PALM SPRINGS, Calif – Behind Unilever’s public demand for greater trust on digital platforms is an ambitious plan by the global marketer to embrace blockchain technology. Its first step is to build a private blockchain to begin cleaning up the digital media supply chain, with its preponderance of middlemen and conflicting numbers.

“Blockchain was built exactly for that kind of friction in a supply chain,” says Babs Rangaiah, Executive Partner, Global Marketing, at marketing services provider IBM iX, which is assisting Unilever in the blockchain project.

Unilever’s effort will come in several phases, the first “in the next few months” being reconciliation of digital data—from measurement to viewability and everything possible in between.

“One of the things that happens when you have so many middlemen is discrepancies become rampant,” Rangaiah says in this interview with Beet.TV at the annual Interactive Advertising Bureau’s Leadership Meeting, following a presentation by Unilever Chief Marketing & Communications Officer Keith Weed. “And so you typically can’t reconcile that until the end of a flight, and by then it’s a mess. What blockchain does is allow you a single, unified view of how that media buy occurred, and there’s one number.”

Ultimately, Unilever would like to “put the payment system directly into the blockchain for a seamless buy” before moving on to using the technology in the real-time-bidding of digital ad inventory.

Another sought-after benefit is the high-quality, first-party, encrypted consumer data that blockchain will enable. The goal would be that “each member of a blockchain has the appropriate key for the data they can see, but the real advantage of the system is that you’ll get laser targeting like we are not able to do today.”

Even farther down the road, Unilever could use blockchain for various iterations of television media, including over-the-top, “bringing that all together and really putting a whole media buy through blockchain.”

In referencing Weed’s remarks to the IAB attendees, in which the CMO threatened to pull ad dollars from tech platforms that create societal division or don’t protect children, Rangaiah cites the term “In brands we trust.” He believes what will “improve and enable advertising to move forward is to get that trust back in the supply chain and that’s what blockchain does. This is a great solution.”

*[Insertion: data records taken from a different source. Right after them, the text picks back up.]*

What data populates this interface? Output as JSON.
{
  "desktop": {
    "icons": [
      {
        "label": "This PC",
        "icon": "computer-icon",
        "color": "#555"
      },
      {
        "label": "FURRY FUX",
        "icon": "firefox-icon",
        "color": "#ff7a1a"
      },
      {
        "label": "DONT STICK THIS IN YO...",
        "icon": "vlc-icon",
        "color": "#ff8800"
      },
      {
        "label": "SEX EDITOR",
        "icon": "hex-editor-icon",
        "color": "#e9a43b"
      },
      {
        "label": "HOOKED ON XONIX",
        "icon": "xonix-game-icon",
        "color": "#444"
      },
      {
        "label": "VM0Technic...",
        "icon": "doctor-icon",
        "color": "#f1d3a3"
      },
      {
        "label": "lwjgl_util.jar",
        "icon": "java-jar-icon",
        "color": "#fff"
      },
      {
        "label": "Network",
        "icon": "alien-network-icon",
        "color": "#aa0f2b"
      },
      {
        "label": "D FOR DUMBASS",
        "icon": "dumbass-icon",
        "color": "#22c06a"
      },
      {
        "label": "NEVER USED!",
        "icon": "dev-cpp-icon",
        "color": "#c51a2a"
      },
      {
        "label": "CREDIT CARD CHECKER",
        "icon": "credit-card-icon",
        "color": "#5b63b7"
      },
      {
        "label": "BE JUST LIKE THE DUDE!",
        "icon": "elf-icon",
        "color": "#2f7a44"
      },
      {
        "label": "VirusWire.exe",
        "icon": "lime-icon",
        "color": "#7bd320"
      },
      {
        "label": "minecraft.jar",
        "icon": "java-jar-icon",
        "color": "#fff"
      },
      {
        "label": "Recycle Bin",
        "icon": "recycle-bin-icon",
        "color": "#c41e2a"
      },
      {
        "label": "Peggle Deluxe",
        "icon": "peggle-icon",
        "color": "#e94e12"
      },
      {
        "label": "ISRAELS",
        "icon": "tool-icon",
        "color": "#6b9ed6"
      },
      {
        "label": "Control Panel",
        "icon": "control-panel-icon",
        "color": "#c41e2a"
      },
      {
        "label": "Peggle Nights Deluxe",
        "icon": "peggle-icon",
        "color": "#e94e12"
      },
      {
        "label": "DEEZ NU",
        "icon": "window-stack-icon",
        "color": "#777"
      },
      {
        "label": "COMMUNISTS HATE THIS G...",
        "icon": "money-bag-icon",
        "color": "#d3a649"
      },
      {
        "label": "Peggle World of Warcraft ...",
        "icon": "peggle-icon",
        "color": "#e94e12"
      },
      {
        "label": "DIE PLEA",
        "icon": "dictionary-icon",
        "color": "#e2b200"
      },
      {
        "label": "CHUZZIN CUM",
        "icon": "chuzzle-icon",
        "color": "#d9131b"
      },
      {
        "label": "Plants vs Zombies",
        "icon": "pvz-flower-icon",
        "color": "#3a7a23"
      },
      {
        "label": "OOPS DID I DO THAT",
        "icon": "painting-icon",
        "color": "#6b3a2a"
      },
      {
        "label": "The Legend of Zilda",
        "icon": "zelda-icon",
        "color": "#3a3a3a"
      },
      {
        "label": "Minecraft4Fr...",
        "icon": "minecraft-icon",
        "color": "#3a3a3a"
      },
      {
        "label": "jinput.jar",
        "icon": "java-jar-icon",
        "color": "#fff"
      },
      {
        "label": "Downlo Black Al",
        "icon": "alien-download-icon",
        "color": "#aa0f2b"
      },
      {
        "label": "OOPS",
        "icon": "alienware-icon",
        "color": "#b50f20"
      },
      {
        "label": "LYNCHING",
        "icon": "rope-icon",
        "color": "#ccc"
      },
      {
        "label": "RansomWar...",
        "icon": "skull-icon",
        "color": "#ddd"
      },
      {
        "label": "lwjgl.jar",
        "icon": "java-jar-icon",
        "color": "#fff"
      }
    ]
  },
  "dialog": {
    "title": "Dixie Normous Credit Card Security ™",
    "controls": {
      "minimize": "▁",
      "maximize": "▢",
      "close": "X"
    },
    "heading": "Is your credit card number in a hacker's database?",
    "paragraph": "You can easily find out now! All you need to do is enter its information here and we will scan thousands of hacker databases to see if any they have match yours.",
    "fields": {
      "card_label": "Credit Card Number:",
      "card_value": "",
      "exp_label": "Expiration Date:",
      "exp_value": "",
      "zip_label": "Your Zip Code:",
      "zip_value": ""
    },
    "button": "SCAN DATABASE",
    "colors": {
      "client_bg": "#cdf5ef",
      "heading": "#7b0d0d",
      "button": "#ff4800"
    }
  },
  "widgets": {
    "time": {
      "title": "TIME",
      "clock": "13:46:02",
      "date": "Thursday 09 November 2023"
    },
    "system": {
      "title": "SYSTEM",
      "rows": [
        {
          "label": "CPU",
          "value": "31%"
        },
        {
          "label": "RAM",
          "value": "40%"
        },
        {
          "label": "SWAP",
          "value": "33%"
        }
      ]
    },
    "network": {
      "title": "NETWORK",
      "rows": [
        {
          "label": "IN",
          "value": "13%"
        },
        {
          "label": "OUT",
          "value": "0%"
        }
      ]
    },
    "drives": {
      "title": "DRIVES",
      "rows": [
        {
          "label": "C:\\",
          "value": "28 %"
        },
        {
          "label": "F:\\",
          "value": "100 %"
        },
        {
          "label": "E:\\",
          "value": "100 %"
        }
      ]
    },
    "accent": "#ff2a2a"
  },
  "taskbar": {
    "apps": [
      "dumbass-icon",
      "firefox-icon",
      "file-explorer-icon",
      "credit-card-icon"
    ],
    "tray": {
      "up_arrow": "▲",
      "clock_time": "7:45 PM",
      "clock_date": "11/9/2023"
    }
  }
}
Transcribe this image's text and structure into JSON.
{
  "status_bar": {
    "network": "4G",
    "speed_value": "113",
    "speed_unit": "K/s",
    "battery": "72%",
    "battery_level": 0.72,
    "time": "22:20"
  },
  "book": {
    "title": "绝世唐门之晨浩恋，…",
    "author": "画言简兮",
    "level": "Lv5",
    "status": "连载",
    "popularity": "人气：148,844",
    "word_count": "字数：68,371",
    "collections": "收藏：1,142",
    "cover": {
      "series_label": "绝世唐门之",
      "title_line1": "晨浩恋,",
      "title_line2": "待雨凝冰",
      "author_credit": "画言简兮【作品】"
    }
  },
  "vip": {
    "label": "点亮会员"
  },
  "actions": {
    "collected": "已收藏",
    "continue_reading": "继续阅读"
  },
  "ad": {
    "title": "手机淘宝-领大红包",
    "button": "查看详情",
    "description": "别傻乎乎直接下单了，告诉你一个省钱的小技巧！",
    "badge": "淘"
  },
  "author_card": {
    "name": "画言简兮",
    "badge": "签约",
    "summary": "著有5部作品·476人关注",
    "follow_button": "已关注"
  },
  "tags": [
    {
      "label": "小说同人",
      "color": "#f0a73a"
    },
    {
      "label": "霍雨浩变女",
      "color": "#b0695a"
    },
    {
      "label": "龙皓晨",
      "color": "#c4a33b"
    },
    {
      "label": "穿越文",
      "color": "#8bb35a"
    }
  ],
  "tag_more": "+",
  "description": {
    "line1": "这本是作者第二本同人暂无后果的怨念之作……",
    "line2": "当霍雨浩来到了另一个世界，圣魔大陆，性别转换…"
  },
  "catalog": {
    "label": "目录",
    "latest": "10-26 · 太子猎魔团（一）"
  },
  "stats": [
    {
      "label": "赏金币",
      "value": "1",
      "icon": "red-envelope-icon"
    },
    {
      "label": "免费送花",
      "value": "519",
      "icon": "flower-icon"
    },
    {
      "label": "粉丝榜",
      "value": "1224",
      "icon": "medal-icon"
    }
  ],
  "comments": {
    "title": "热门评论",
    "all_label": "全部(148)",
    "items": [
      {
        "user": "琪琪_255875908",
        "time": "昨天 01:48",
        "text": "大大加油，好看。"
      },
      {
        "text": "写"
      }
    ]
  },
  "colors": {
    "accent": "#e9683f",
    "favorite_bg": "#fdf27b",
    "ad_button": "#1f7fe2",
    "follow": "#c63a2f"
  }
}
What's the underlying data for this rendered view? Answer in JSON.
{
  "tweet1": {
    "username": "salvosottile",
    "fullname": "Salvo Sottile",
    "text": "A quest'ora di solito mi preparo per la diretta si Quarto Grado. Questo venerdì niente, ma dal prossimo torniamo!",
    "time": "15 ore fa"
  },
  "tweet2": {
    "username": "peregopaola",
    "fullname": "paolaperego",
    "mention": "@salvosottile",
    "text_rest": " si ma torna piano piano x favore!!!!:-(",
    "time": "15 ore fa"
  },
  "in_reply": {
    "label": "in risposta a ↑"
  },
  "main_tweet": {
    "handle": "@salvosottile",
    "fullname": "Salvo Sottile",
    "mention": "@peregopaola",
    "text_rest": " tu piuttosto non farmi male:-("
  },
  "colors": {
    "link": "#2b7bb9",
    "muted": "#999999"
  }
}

This video is part of a series covering the IAB Annual Leadership Meeting. The series is sponsored by AppNexus. Please visit this page for more coverage.